* Exercise details
Scan the following data for lines with "name" and state how many there are, as a number only.

Excerpts from an interface dataset
****************
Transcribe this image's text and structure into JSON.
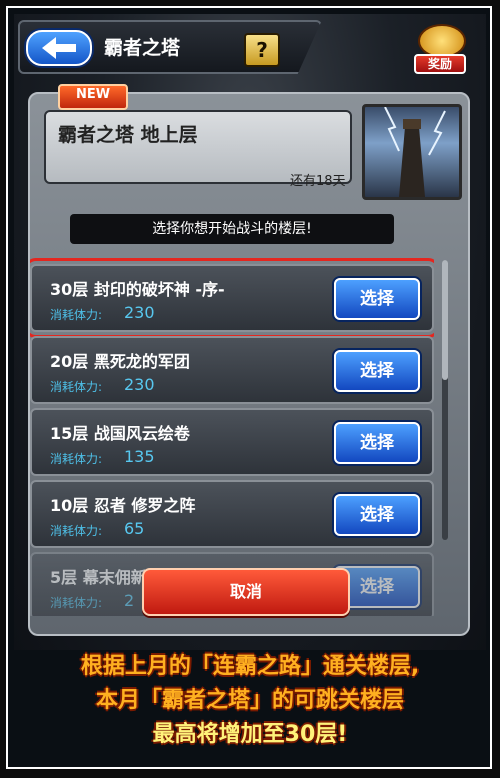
{
  "header": {
    "title": "霸者之塔",
    "help_label": "?",
    "reward_label": "奖励"
  },
  "floor_card": {
    "badge": "NEW",
    "name": "霸者之塔 地上层",
    "remaining": "还有18天"
  },
  "instruction": "选择你想开始战斗的楼层!",
  "floors": [
    {
      "name": "30层 封印的破坏神 -序-",
      "cost_label": "消耗体力:",
      "cost": "230",
      "button": "选择"
    },
    {
      "name": "20层 黑死龙的军团",
      "cost_label": "消耗体力:",
      "cost": "230",
      "button": "选择"
    },
    {
      "name": "15层 战国风云绘卷",
      "cost_label": "消耗体力:",
      "cost": "135",
      "button": "选择"
    },
    {
      "name": "10层 忍者 修罗之阵",
      "cost_label": "消耗体力:",
      "cost": "65",
      "button": "选择"
    },
    {
      "name": "5层 幕末佣新编",
      "cost_label": "消耗体力:",
      "cost": "2",
      "button": "选择"
    }
  ],
  "cancel_label": "取消",
  "caption": {
    "line1": "根据上月的「连霸之路」通关楼层,",
    "line2": "本月「霸者之塔」的可跳关楼层",
    "line3": "最高将增加至30层!"
  },
  "colors": {
    "accent_blue": "#1a5fd6",
    "cancel_red": "#d62a1a",
    "caption_orange": "#ffb020"
  }
}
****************
* Output of the task
6